Danielle, you have been an inspiration to me, having a caring sense of not just a teacher but as a mother also.  You have shown me that you can make it even when the devil try to bring you down. You reminded me there is a GOD and I love and appreciate you for that.  I hope you continue your success with happiness; well blessed with loved ones including me!

~Tammi Means, Special Investigations Unit Detective, New Haven Police Department, CT~

It is beneficial for young people like Madison to share their stories, because so many of these crimes go unreported for various reasons. There are many children without a voice in this matter, and God only knows how they are able to deal with the lives that they are given.  As a young woman, reading this book made me think back over my life, as well as how much I need to protect my children from these experiences. Each chapter of the book left me wanting to see what Madison was going to do next.  My heart hurt for Madison. This book is necessary for young teenage readers who may or may not be struggling with the same type of situation, or knows someone who is. It is also significant for adult readers to get a sense of what so many of our youth are going through, or perhaps to even reflect on what we have made it through.  Pillow Talk…sshhh! could also serve as a prevention tool, for people in the various professions designed to help victims of this type of crime.

~Laura Lawrence, 20+ years in Human Services, New Haven, CT~

Dreams reveal things we work hard to hide; and Madison’s dreams continued to revisit what she desperately tried to forget. The struggle Madison depicted in Pillow Talk is one of many women who have been sexually abused, beaten, misunderstood, and still expected to live a “normal” life.  Often times, women don’t have space to face their worst fears.

~Kara, Social Worker, Jacksonville, FL~

Girl, I am planning on being [at the book release celebration] and bringing some of the ladies that are reading the book, to support your page of a turner BOOK.  I got it and was mad at the salon when my hairdresser asked me to put it down.  The words keep you wanting more.  Good Job Danielle and I am sooo looking for more.   Big UPS on the book!

~Pamela, Small Stars Childcare in Matthews, NC~

My girlfriend who bought the book, I asked her had she started reading it.  She's been through a lot, sort of like the book...she said that it was so deep and it was so real, that she couldn't even finish reading it...it was really taking her back.  So I had to tell you that it must be very well written because I haven't really gotten as far as she has, but I wanted to tell you that.

~Liz Cochran, A Grandparent, Lithonia, GA~

I can't put it down!  I keep wanting to know what happens next...I'm ready to know what happens at the end and if Madison ever gets HELP!!!  I mean, she goes through so much that it just makes you think, WOW...she really needs to get some help...

~Dr. Persaud, Criminal Justice/Sociology Professor at Florida A&M University~

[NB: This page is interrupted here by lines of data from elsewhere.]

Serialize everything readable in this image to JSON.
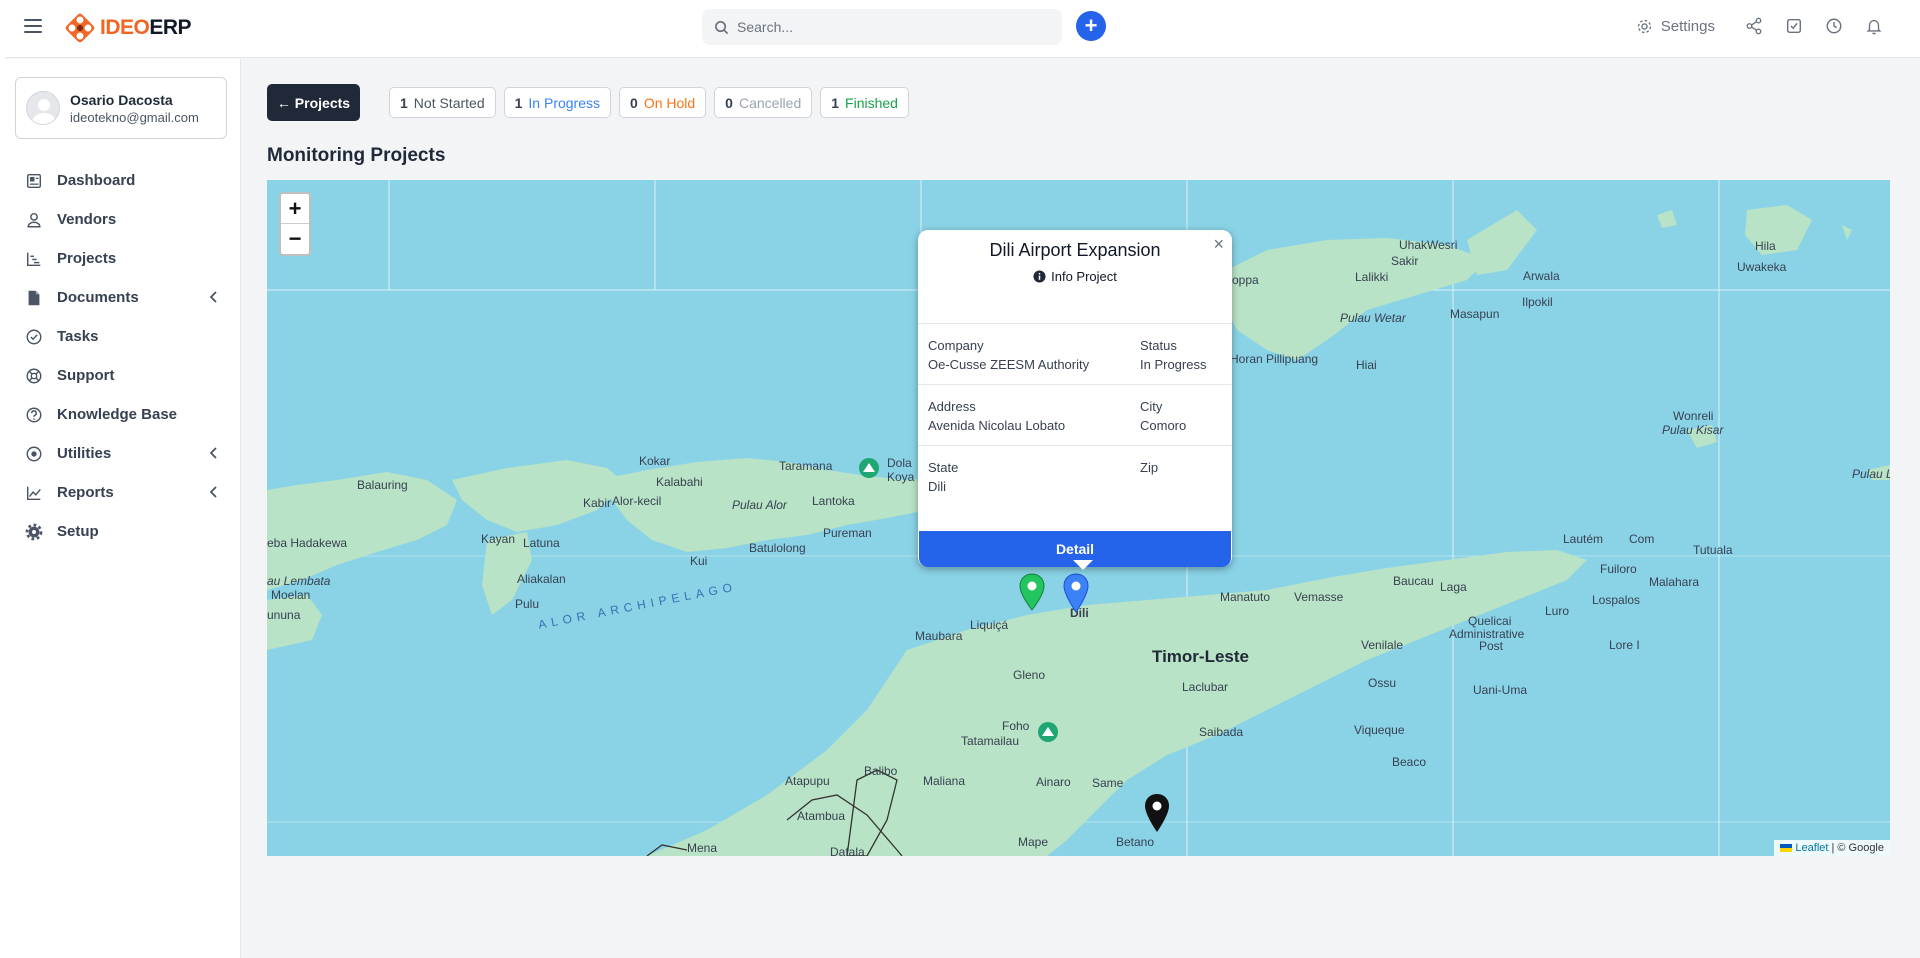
{
  "topbar": {
    "brand": "IDEO",
    "brand_suffix": "ERP",
    "search_placeholder": "Search...",
    "settings_label": "Settings",
    "icons": [
      "menu-icon",
      "search-icon",
      "plus-icon",
      "gear-icon",
      "share-icon",
      "checkbox-icon",
      "clock-icon",
      "bell-icon"
    ]
  },
  "user": {
    "name": "Osario Dacosta",
    "email": "ideotekno@gmail.com"
  },
  "sidebar": {
    "items": [
      {
        "label": "Dashboard",
        "icon": "dashboard-icon"
      },
      {
        "label": "Vendors",
        "icon": "user-icon"
      },
      {
        "label": "Projects",
        "icon": "chart-icon"
      },
      {
        "label": "Documents",
        "icon": "document-icon",
        "expandable": true
      },
      {
        "label": "Tasks",
        "icon": "check-circle-icon"
      },
      {
        "label": "Support",
        "icon": "lifebuoy-icon"
      },
      {
        "label": "Knowledge Base",
        "icon": "question-icon"
      },
      {
        "label": "Utilities",
        "icon": "radio-icon",
        "expandable": true
      },
      {
        "label": "Reports",
        "icon": "line-chart-icon",
        "expandable": true
      },
      {
        "label": "Setup",
        "icon": "cog-icon"
      }
    ]
  },
  "header": {
    "back_label": "← Projects",
    "title": "Monitoring Projects"
  },
  "statuses": [
    {
      "count": "1",
      "label": "Not Started",
      "color": "#4b5563"
    },
    {
      "count": "1",
      "label": "In Progress",
      "color": "#3b82f6"
    },
    {
      "count": "0",
      "label": "On Hold",
      "color": "#f97316"
    },
    {
      "count": "0",
      "label": "Cancelled",
      "color": "#9ca3af"
    },
    {
      "count": "1",
      "label": "Finished",
      "color": "#16a34a"
    }
  ],
  "map": {
    "zoom_in": "+",
    "zoom_out": "−",
    "attribution_link": "Leaflet",
    "attribution_text": "| © Google",
    "labels": {
      "balauring": "Balauring",
      "kokar": "Kokar",
      "kalabahi": "Kalabahi",
      "taramana": "Taramana",
      "dola": "Dola",
      "koya": "Koya",
      "kabir": "Kabir",
      "alorkecil": "Alor-kecil",
      "pulaualor": "Pulau Alor",
      "lantoka": "Lantoka",
      "pureman": "Pureman",
      "batulolong": "Batulolong",
      "kayan": "Kayan",
      "latuna": "Latuna",
      "hadakewa": "eba Hadakewa",
      "kui": "Kui",
      "aliakalan": "Aliakalan",
      "lembata": "au Lembata",
      "moelan": "Moelan",
      "pulu": "Pulu",
      "ununa": "ununa",
      "archipelago": "ALOR ARCHIPELAGO",
      "uhak": "Uhak",
      "wesri": "Wesri",
      "sakir": "Sakir",
      "lalikki": "Lalikki",
      "arwala": "Arwala",
      "ilpokil": "Ilpokil",
      "masapun": "Masapun",
      "pulauwetar": "Pulau Wetar",
      "hiai": "Hiai",
      "pillipuang": "Horan Pillipuang",
      "oppa": "oppa",
      "hila": "Hila",
      "uwakeka": "Uwakeka",
      "wonreli": "Wonreli",
      "pulaukisar": "Pulau Kisar",
      "pulaul": "Pulau L",
      "lautem": "Lautém",
      "com": "Com",
      "tutuala": "Tutuala",
      "fuiloro": "Fuiloro",
      "malahara": "Malahara",
      "baucau": "Baucau",
      "laga": "Laga",
      "manatuto": "Manatuto",
      "vemasse": "Vemasse",
      "luro": "Luro",
      "lospalos": "Lospalos",
      "quelicai": "Quelicai",
      "adminpost": "Administrative",
      "post": "Post",
      "venilale": "Venilale",
      "lorei": "Lore I",
      "timorleste": "Timor-Leste",
      "dili": "Dili",
      "liquica": "Liquiçá",
      "maubara": "Maubara",
      "gleno": "Gleno",
      "laclubar": "Laclubar",
      "ossu": "Ossu",
      "uaniuma": "Uani-Uma",
      "foho": "Foho",
      "tatamailau": "Tatamailau",
      "saibada": "Saibada",
      "viqueque": "Viqueque",
      "beaco": "Beaco",
      "atapupu": "Atapupu",
      "balibo": "Balibo",
      "maliana": "Maliana",
      "ainaro": "Ainaro",
      "same": "Same",
      "atambua": "Atambua",
      "mena": "Mena",
      "dafala": "Dafala",
      "mape": "Mape",
      "betano": "Betano"
    }
  },
  "popup": {
    "title": "Dili Airport Expansion",
    "info_label": "Info Project",
    "company_label": "Company",
    "company_value": "Oe-Cusse ZEESM Authority",
    "status_label": "Status",
    "status_value": "In Progress",
    "address_label": "Address",
    "address_value": "Avenida Nicolau Lobato",
    "city_label": "City",
    "city_value": "Comoro",
    "state_label": "State",
    "state_value": "Dili",
    "zip_label": "Zip",
    "zip_value": "",
    "detail_label": "Detail",
    "close_label": "×"
  }
}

Hi Danielle, I'm truly pleased with your progress. It is quite commendable that you finished your book.  I know Ms. Perkins [and the Sociology/Criminal Justice Department] is working diligently to promote it. When I saw the book I began thinking back to the time when you were mentoring in the role model program and with SISTUHS. It was fun time for me. I can’t seem to get students who are committed these days.  Maybe when you come here to talk, some will begin to understand the need for community service. I am proud of your accomplishments and want you to hear it directly from me.  I am sure many of your former colleagues are equally proud of you.  Keep up the good work.  The fruits will come, though at times it may be slow.  Be good and God Bless.

 

 

~LaKeisha McNair, Parkland, FL~

I have to put the book down because it's too heavy! It's very, very good so far though.  I feel like I'VE been in these situations when I'm reading...except I haven't.  Very Good!